Morocco: Not a Country for hipsters (Yet)
Translation by:Kait Bolongaro
What happens when a mass phenomenon spreads to a country with different cultural traditions? Explore the world of Moroccan hipsters in Casablanca, a youth much more complicated and diverse than its Western cousin. A picture is worth a thousand words....
The quest to locate the hipsters of Casablanca began from afar. In Europe, it’s a real obsession: hipsters are already hated. Some people are so frightened of being labelled a hipster that if they are caught wearing a tartan shirt or a pair of Allstars, they immediately disassociate themselves from the moustachioed fashionistas. Some time ago the crusade began in Berlin, Paris and London against the massive invasion of a style that has quickly mushroomed from a few followers to the dominant fashion phenomenon in major European and American cities.
If this style is already part of mainstream fashion in the West, what happens in countries who maintain strong traditional values such as Morocco? Is it difficult to dress in Western influenced garb? Has the world of huge glasses, of fixed-gear bikes and high-waist trousers arrived even here? On the Internet, it would appear so, at first glance. Trip Advisor even recommends a bar, the Art Club, as being renowned as the meeting place for Moroccan hipsters. In Casablanca, hipster youth sport clothing that is more colourful and diverse than the regimented conformity among hipster ranks in the West. Long moustaches are still worn by circus enthusiasts, tartan shirts are still nerdy and fashion is as diverse as in countries like Italy, France or Spain. But let’s take a closer look.
People of all kinds roam Casablanca at night. Saad @B-rock, one of the trendiest clubs in the city
Wayfarers remain an accessory characteristic of old school style
Circus performers still don big moustaches. Snoopy chilling at the circus school @l’abatoir
DEFining Your Own Style
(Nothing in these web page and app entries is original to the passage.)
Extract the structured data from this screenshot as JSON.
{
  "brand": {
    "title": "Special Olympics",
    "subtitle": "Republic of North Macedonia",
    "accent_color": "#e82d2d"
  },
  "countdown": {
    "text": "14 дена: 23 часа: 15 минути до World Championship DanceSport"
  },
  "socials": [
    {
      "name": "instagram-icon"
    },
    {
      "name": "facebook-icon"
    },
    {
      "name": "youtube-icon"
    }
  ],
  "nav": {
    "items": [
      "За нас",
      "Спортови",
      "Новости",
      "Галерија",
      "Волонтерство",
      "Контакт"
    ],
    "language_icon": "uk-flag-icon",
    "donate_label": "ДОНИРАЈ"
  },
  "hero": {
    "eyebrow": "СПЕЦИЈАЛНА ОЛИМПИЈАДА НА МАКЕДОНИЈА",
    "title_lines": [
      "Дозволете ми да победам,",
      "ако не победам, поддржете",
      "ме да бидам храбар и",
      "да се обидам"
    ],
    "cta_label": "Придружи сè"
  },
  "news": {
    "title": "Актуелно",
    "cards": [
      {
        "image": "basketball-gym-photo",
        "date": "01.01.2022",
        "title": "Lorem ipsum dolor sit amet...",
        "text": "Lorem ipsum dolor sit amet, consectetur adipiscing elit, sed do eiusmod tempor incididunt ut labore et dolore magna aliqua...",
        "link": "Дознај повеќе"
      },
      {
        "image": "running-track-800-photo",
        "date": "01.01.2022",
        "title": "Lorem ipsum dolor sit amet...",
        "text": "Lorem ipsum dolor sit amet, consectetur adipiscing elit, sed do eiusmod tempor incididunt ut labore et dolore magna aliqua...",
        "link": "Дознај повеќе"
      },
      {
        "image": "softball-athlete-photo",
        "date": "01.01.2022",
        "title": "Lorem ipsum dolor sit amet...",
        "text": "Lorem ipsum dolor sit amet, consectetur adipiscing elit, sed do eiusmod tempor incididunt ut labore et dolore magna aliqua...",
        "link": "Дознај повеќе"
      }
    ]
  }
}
Over the past 15 years, Morocco has progressed in the right for freedom of expression, especially since Mohammed VI ascended to the royal throne in 1999. For this reason, it has apparently become easier to dress in clothing that differs greatly from tradition or to define your own personal style, despite the difficulties that exist in a developing country. Purchasing garments isn’t an easy task in a country where the average salary is around 200 Euros while the cost of living is comparable to Spain. So far as religious attire, long gone is the time when the law obliged women to wear the veil. Those who do so wear it out of conviction, not by force.
Dani works in TV and radio. There aren’t many stations that play Western music, but the few that do are very popular
The United States has a strong influence in Morocco. It appears the American dream is alive and well here
Taha: “I am not a hipster, even if I like to dress like them once in awhile. Every day I change styles, sometimes the neighbours look at me as if I am weird”
Strolling down the street, you discover some extravagant styles
In Europe, hipsters are considered the new squatters, but without the political inclination. While in Casablanca, interest in politics and belief in civic responsibility abound. “There is a lot to be done here in Morocco,” explains Ali, who graduated with a degree in languages and dons reggae-influenced attire. “There are places [like l’Abatoir] and more people attending concerts and choosing the music they like thanks to the internet. Music festivals are full of people of all kinds, from hippies to hipsters, from head bangers to rappers from different social backgrounds. This youth is hungry to build and create the new Morocco.” Such a statement leaves little room for the nihilism and self-loathing of hipsters.
Ismael, a young photographer: “If you wear a tartan shirt and big glasses at university, you will be mistaken for a nerd”
This retro look is a throwback to the 70s
Women are very reserved and difficult to photograph even if they dress in Western clothes. Here, Mary is at university
Ali listens to rock and reggae. He tells me that different types of free music festivals have sprung up in the past few years and the organisers of such events have multiplied. There’s a big demand for cultural and musical events; the offer is slowly catering to the growing demand.
So, if you are looking for a place to take a vacation, away from fixed-gear bikes, moustaches and greased self-talk, you've found the right destination. Casablanca is not the place for hipsters.
This REPORTAGE IS PART OF A SERIES OF ARTICLES IN THE EUROMED Project, an initiative by cafébabel, the anna lindh foundation, i-watch and Search For Common Ground.
Translated from Non é un paese per hipster (ancora)